As if the timing of a by-election isn't already complicated enough...
The masses may be willing to bite on the talking point that Rob was just trying to help the kids in his conflict of interest screw up, seeking donations from lobbyists doing business with the city for a good cause, as if that makes it okay. But it'll be more difficult to spin his taking campaign donations illegally from a holding company run by brother Doug if he's found to have contravened election finance laws.
The mayor has already tried to fend off the audit, dragging the matter through the courts to avoid a closer look at his election finances. When that started looking like he was protesting too much, he dropped his legal appeals. All of which is to say, it doesn't look like he has a strong case to make.

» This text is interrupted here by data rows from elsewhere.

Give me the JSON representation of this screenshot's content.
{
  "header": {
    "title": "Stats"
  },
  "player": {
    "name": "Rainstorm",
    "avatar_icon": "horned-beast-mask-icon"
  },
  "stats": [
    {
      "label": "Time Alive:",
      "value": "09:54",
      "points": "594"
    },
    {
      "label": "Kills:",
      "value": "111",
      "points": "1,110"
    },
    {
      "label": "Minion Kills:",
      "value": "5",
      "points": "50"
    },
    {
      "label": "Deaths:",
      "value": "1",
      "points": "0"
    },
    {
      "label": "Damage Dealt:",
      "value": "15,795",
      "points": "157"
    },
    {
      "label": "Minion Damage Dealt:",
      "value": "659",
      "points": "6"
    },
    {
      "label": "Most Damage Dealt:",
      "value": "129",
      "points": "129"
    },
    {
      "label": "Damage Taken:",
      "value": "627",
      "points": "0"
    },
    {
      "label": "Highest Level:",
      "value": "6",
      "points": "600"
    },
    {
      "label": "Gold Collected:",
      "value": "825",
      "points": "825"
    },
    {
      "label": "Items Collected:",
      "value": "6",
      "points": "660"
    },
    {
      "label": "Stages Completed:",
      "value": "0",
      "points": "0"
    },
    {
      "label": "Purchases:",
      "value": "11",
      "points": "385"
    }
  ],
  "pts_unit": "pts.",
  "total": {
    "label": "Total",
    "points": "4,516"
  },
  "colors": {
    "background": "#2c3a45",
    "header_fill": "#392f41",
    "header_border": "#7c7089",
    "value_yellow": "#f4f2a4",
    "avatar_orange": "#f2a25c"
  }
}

He's already hinted at a good faith defence, that if any mistakes were made in the filing of his campaign expenses, they were unintentional. Where have we heard that one before?
5. The conversation about Ford's political future has moved beyond his legal troubles.
Ford is not just an embarrassment. He's become a liability. The Economist has taken notice. Toronto's standing as a global city has taken a hit. The business classes have been called out, the Ford-friendly (mostly) Globe giving the very "elites" the mayor and his boys despise, that Richard Florida cat, space in its pages to make the case for a future Toronto without the bellicose mayor.
Even Fords friends on the right want him gone. Ford's damaged more than his rep. He's right up there with Harris when it comes to irreparable harm he's done to the Conservative cause in Toronto.
We've reached the tipping point. He's breached the public trust. And that's a firing offence. The only ones who seem to be in denial about that are his friends at the Sun trying to ramp up that anti-union sentiment that worked for Ford last time, and a couple of columnists at the Post whose boss happens to be pushing a Toronto casino.